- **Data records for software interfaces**
——
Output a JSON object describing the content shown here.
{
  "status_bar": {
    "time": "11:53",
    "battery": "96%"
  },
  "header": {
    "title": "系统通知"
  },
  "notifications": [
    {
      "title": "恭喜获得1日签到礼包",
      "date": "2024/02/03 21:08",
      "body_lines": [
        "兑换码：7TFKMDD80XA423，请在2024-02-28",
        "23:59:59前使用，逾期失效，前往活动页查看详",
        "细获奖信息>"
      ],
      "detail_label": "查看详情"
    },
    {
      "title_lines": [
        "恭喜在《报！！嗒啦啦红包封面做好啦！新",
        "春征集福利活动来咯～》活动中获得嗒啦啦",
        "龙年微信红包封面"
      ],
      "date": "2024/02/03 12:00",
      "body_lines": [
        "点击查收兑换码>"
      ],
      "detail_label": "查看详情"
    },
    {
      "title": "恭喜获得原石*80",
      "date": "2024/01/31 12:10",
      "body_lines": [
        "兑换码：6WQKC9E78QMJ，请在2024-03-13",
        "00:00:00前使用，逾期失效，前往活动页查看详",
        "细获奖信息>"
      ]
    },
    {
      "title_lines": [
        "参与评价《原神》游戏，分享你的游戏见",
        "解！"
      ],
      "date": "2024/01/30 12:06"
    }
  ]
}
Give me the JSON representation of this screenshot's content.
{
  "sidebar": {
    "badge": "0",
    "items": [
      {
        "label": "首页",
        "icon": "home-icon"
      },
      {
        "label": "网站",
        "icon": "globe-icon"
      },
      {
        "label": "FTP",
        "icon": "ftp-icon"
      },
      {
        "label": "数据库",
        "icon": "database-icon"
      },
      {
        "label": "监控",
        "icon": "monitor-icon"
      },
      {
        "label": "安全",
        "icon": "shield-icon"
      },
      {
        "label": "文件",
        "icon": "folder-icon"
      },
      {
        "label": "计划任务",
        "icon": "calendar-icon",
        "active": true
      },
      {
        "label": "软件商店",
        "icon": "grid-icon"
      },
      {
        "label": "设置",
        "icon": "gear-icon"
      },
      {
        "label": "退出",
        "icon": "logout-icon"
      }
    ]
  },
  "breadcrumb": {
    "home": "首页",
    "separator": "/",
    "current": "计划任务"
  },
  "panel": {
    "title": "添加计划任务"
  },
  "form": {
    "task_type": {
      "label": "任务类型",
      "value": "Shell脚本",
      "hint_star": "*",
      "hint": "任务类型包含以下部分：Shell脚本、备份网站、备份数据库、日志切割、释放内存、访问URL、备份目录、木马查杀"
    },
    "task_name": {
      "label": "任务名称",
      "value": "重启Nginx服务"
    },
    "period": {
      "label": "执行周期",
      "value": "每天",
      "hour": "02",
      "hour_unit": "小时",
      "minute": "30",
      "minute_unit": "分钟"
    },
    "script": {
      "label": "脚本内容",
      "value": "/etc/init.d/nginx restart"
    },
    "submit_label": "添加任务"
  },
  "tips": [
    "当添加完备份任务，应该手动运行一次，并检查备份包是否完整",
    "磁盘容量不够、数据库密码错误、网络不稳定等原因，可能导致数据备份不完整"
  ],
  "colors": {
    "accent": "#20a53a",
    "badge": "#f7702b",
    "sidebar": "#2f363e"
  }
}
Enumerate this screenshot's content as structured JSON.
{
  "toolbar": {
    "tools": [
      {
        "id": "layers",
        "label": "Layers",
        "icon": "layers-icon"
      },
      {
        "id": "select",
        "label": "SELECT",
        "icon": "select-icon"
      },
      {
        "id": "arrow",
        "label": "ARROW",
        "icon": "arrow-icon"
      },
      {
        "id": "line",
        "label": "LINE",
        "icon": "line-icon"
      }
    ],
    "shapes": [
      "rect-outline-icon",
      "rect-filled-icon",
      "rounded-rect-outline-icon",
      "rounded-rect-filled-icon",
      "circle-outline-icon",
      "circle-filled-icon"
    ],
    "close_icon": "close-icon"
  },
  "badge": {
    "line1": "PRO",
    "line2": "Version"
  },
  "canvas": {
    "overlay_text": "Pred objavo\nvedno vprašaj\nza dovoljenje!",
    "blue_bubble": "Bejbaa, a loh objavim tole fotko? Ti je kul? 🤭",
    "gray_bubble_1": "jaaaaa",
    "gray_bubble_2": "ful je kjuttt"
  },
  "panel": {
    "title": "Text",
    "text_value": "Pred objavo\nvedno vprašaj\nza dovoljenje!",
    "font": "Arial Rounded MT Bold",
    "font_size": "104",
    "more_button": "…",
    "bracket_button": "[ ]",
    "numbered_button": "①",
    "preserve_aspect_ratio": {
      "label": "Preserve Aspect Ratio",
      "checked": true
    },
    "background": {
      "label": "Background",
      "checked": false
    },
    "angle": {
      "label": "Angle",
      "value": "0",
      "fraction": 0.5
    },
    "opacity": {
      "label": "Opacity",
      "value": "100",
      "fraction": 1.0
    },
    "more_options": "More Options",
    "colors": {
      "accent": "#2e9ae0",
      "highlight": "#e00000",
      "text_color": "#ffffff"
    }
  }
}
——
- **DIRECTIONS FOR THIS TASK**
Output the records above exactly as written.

- **SOLUTION TO THE EXERCISE**
Output a JSON object describing the content shown here.
{
  "status_bar": {
    "time": "11:53",
    "battery": "96%"
  },
  "header": {
    "title": "系统通知"
  },
  "notifications": [
    {
      "title": "恭喜获得1日签到礼包",
      "date": "2024/02/03 21:08",
      "body_lines": [
        "兑换码：7TFKMDD80XA423，请在2024-02-28",
        "23:59:59前使用，逾期失效，前往活动页查看详",
        "细获奖信息>"
      ],
      "detail_label": "查看详情"
    },
    {
      "title_lines": [
        "恭喜在《报！！嗒啦啦红包封面做好啦！新",
        "春征集福利活动来咯～》活动中获得嗒啦啦",
        "龙年微信红包封面"
      ],
      "date": "2024/02/03 12:00",
      "body_lines": [
        "点击查收兑换码>"
      ],
      "detail_label": "查看详情"
    },
    {
      "title": "恭喜获得原石*80",
      "date": "2024/01/31 12:10",
      "body_lines": [
        "兑换码：6WQKC9E78QMJ，请在2024-03-13",
        "00:00:00前使用，逾期失效，前往活动页查看详",
        "细获奖信息>"
      ]
    },
    {
      "title_lines": [
        "参与评价《原神》游戏，分享你的游戏见",
        "解！"
      ],
      "date": "2024/01/30 12:06"
    }
  ]
}
Give me the JSON representation of this screenshot's content.
{
  "sidebar": {
    "badge": "0",
    "items": [
      {
        "label": "首页",
        "icon": "home-icon"
      },
      {
        "label": "网站",
        "icon": "globe-icon"
      },
      {
        "label": "FTP",
        "icon": "ftp-icon"
      },
      {
        "label": "数据库",
        "icon": "database-icon"
      },
      {
        "label": "监控",
        "icon": "monitor-icon"
      },
      {
        "label": "安全",
        "icon": "shield-icon"
      },
      {
        "label": "文件",
        "icon": "folder-icon"
      },
      {
        "label": "计划任务",
        "icon": "calendar-icon",
        "active": true
      },
      {
        "label": "软件商店",
        "icon": "grid-icon"
      },
      {
        "label": "设置",
        "icon": "gear-icon"
      },
      {
        "label": "退出",
        "icon": "logout-icon"
      }
    ]
  },
  "breadcrumb": {
    "home": "首页",
    "separator": "/",
    "current": "计划任务"
  },
  "panel": {
    "title": "添加计划任务"
  },
  "form": {
    "task_type": {
      "label": "任务类型",
      "value": "Shell脚本",
      "hint_star": "*",
      "hint": "任务类型包含以下部分：Shell脚本、备份网站、备份数据库、日志切割、释放内存、访问URL、备份目录、木马查杀"
    },
    "task_name": {
      "label": "任务名称",
      "value": "重启Nginx服务"
    },
    "period": {
      "label": "执行周期",
      "value": "每天",
      "hour": "02",
      "hour_unit": "小时",
      "minute": "30",
      "minute_unit": "分钟"
    },
    "script": {
      "label": "脚本内容",
      "value": "/etc/init.d/nginx restart"
    },
    "submit_label": "添加任务"
  },
  "tips": [
    "当添加完备份任务，应该手动运行一次，并检查备份包是否完整",
    "磁盘容量不够、数据库密码错误、网络不稳定等原因，可能导致数据备份不完整"
  ],
  "colors": {
    "accent": "#20a53a",
    "badge": "#f7702b",
    "sidebar": "#2f363e"
  }
}
Enumerate this screenshot's content as structured JSON.
{
  "toolbar": {
    "tools": [
      {
        "id": "layers",
        "label": "Layers",
        "icon": "layers-icon"
      },
      {
        "id": "select",
        "label": "SELECT",
        "icon": "select-icon"
      },
      {
        "id": "arrow",
        "label": "ARROW",
        "icon": "arrow-icon"
      },
      {
        "id": "line",
        "label": "LINE",
        "icon": "line-icon"
      }
    ],
    "shapes": [
      "rect-outline-icon",
      "rect-filled-icon",
      "rounded-rect-outline-icon",
      "rounded-rect-filled-icon",
      "circle-outline-icon",
      "circle-filled-icon"
    ],
    "close_icon": "close-icon"
  },
  "badge": {
    "line1": "PRO",
    "line2": "Version"
  },
  "canvas": {
    "overlay_text": "Pred objavo\nvedno vprašaj\nza dovoljenje!",
    "blue_bubble": "Bejbaa, a loh objavim tole fotko? Ti je kul? 🤭",
    "gray_bubble_1": "jaaaaa",
    "gray_bubble_2": "ful je kjuttt"
  },
  "panel": {
    "title": "Text",
    "text_value": "Pred objavo\nvedno vprašaj\nza dovoljenje!",
    "font": "Arial Rounded MT Bold",
    "font_size": "104",
    "more_button": "…",
    "bracket_button": "[ ]",
    "numbered_button": "①",
    "preserve_aspect_ratio": {
      "label": "Preserve Aspect Ratio",
      "checked": true
    },
    "background": {
      "label": "Background",
      "checked": false
    },
    "angle": {
      "label": "Angle",
      "value": "0",
      "fraction": 0.5
    },
    "opacity": {
      "label": "Opacity",
      "value": "100",
      "fraction": 1.0
    },
    "more_options": "More Options",
    "colors": {
      "accent": "#2e9ae0",
      "highlight": "#e00000",
      "text_color": "#ffffff"
    }
  }
}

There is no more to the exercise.